TASK TO CARRY OUT: Repeat the records. Leave nothing out.

BEGIN

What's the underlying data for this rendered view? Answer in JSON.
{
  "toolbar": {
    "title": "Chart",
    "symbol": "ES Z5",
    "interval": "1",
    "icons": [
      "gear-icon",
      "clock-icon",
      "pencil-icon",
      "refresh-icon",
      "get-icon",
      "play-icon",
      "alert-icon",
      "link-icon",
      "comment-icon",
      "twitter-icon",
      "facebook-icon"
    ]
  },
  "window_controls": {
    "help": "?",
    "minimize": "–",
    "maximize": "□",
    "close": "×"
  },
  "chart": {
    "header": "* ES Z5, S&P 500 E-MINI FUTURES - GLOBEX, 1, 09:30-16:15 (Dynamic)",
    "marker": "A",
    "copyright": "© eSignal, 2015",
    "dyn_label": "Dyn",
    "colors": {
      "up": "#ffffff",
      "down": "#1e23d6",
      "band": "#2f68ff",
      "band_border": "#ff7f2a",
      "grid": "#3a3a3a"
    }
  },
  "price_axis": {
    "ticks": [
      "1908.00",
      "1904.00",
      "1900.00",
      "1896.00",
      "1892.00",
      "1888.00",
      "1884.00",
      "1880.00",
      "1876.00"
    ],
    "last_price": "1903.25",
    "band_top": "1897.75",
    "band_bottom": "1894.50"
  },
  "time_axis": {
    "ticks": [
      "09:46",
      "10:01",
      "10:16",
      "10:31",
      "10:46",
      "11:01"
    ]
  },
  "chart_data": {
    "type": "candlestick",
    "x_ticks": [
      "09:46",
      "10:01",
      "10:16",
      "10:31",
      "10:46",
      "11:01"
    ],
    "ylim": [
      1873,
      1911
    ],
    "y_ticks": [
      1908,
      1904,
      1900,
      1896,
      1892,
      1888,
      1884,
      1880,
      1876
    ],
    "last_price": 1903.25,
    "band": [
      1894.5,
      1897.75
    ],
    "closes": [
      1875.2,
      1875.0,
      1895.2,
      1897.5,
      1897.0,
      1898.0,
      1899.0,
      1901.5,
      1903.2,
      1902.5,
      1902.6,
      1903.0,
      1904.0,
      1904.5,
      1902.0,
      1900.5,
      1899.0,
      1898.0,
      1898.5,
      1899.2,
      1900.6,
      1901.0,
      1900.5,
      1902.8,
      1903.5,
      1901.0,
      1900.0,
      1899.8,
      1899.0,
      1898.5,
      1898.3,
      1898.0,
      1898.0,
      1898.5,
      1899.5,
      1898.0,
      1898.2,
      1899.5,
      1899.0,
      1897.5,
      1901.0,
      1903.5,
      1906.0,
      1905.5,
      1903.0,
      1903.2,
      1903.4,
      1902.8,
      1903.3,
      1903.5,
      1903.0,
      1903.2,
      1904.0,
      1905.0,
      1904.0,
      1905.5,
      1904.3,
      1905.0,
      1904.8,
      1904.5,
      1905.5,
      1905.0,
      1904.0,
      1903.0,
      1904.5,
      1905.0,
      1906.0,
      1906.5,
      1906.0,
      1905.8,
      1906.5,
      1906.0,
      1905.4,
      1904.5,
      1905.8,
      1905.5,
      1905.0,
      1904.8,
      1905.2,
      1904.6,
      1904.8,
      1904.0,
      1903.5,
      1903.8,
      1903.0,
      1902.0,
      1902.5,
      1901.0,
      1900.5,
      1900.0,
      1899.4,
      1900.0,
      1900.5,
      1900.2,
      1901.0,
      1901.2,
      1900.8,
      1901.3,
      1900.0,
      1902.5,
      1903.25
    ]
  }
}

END

YOUR SOLUTION:
What's the underlying data for this rendered view? Answer in JSON.
{
  "toolbar": {
    "title": "Chart",
    "symbol": "ES Z5",
    "interval": "1",
    "icons": [
      "gear-icon",
      "clock-icon",
      "pencil-icon",
      "refresh-icon",
      "get-icon",
      "play-icon",
      "alert-icon",
      "link-icon",
      "comment-icon",
      "twitter-icon",
      "facebook-icon"
    ]
  },
  "window_controls": {
    "help": "?",
    "minimize": "–",
    "maximize": "□",
    "close": "×"
  },
  "chart": {
    "header": "* ES Z5, S&P 500 E-MINI FUTURES - GLOBEX, 1, 09:30-16:15 (Dynamic)",
    "marker": "A",
    "copyright": "© eSignal, 2015",
    "dyn_label": "Dyn",
    "colors": {
      "up": "#ffffff",
      "down": "#1e23d6",
      "band": "#2f68ff",
      "band_border": "#ff7f2a",
      "grid": "#3a3a3a"
    }
  },
  "price_axis": {
    "ticks": [
      "1908.00",
      "1904.00",
      "1900.00",
      "1896.00",
      "1892.00",
      "1888.00",
      "1884.00",
      "1880.00",
      "1876.00"
    ],
    "last_price": "1903.25",
    "band_top": "1897.75",
    "band_bottom": "1894.50"
  },
  "time_axis": {
    "ticks": [
      "09:46",
      "10:01",
      "10:16",
      "10:31",
      "10:46",
      "11:01"
    ]
  },
  "chart_data": {
    "type": "candlestick",
    "x_ticks": [
      "09:46",
      "10:01",
      "10:16",
      "10:31",
      "10:46",
      "11:01"
    ],
    "ylim": [
      1873,
      1911
    ],
    "y_ticks": [
      1908,
      1904,
      1900,
      1896,
      1892,
      1888,
      1884,
      1880,
      1876
    ],
    "last_price": 1903.25,
    "band": [
      1894.5,
      1897.75
    ],
    "closes": [
      1875.2,
      1875.0,
      1895.2,
      1897.5,
      1897.0,
      1898.0,
      1899.0,
      1901.5,
      1903.2,
      1902.5,
      1902.6,
      1903.0,
      1904.0,
      1904.5,
      1902.0,
      1900.5,
      1899.0,
      1898.0,
      1898.5,
      1899.2,
      1900.6,
      1901.0,
      1900.5,
      1902.8,
      1903.5,
      1901.0,
      1900.0,
      1899.8,
      1899.0,
      1898.5,
      1898.3,
      1898.0,
      1898.0,
      1898.5,
      1899.5,
      1898.0,
      1898.2,
      1899.5,
      1899.0,
      1897.5,
      1901.0,
      1903.5,
      1906.0,
      1905.5,
      1903.0,
      1903.2,
      1903.4,
      1902.8,
      1903.3,
      1903.5,
      1903.0,
      1903.2,
      1904.0,
      1905.0,
      1904.0,
      1905.5,
      1904.3,
      1905.0,
      1904.8,
      1904.5,
      1905.5,
      1905.0,
      1904.0,
      1903.0,
      1904.5,
      1905.0,
      1906.0,
      1906.5,
      1906.0,
      1905.8,
      1906.5,
      1906.0,
      1905.4,
      1904.5,
      1905.8,
      1905.5,
      1905.0,
      1904.8,
      1905.2,
      1904.6,
      1904.8,
      1904.0,
      1903.5,
      1903.8,
      1903.0,
      1902.0,
      1902.5,
      1901.0,
      1900.5,
      1900.0,
      1899.4,
      1900.0,
      1900.5,
      1900.2,
      1901.0,
      1901.2,
      1900.8,
      1901.3,
      1900.0,
      1902.5,
      1903.25
    ]
  }
}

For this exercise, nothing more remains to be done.